Write out all of the records precisely. Skip anything that is a picture.

Items listed in a dataset

*** Block opens ***

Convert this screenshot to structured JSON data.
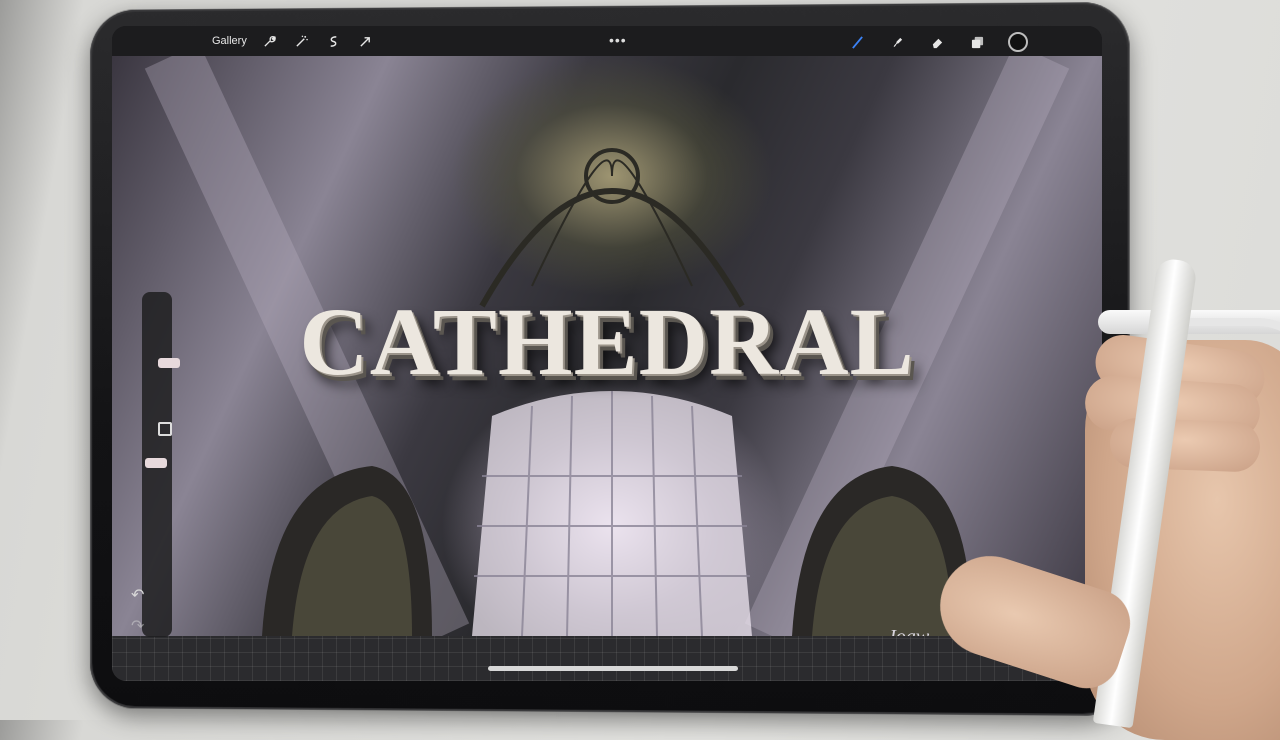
{
  "toolbar": {
    "gallery_label": "Gallery",
    "left_icons": [
      "wrench-icon",
      "magic-wand-icon",
      "selection-icon",
      "transform-arrow-icon"
    ],
    "more_menu": "•••",
    "right_icons": [
      "brush-icon",
      "smudge-icon",
      "eraser-icon",
      "layers-icon",
      "color-well-icon"
    ]
  },
  "canvas": {
    "title_text": "CATHEDRAL",
    "signature": "Joaw"
  },
  "sidebar": {
    "brush_size_level": 0.2,
    "opacity_level": 0.55,
    "undo_symbol": "↶",
    "redo_symbol": "↷"
  },
  "colors": {
    "toolbar_bg": "#1c1c1e",
    "brush_active": "#3b82f6",
    "text_fill": "#ece7df"
  }
}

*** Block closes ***

## COMPLETED EXERCISE:
Convert this screenshot to structured JSON data.
{
  "toolbar": {
    "gallery_label": "Gallery",
    "left_icons": [
      "wrench-icon",
      "magic-wand-icon",
      "selection-icon",
      "transform-arrow-icon"
    ],
    "more_menu": "•••",
    "right_icons": [
      "brush-icon",
      "smudge-icon",
      "eraser-icon",
      "layers-icon",
      "color-well-icon"
    ]
  },
  "canvas": {
    "title_text": "CATHEDRAL",
    "signature": "Joaw"
  },
  "sidebar": {
    "brush_size_level": 0.2,
    "opacity_level": 0.55,
    "undo_symbol": "↶",
    "redo_symbol": "↷"
  },
  "colors": {
    "toolbar_bg": "#1c1c1e",
    "brush_active": "#3b82f6",
    "text_fill": "#ece7df"
  }
}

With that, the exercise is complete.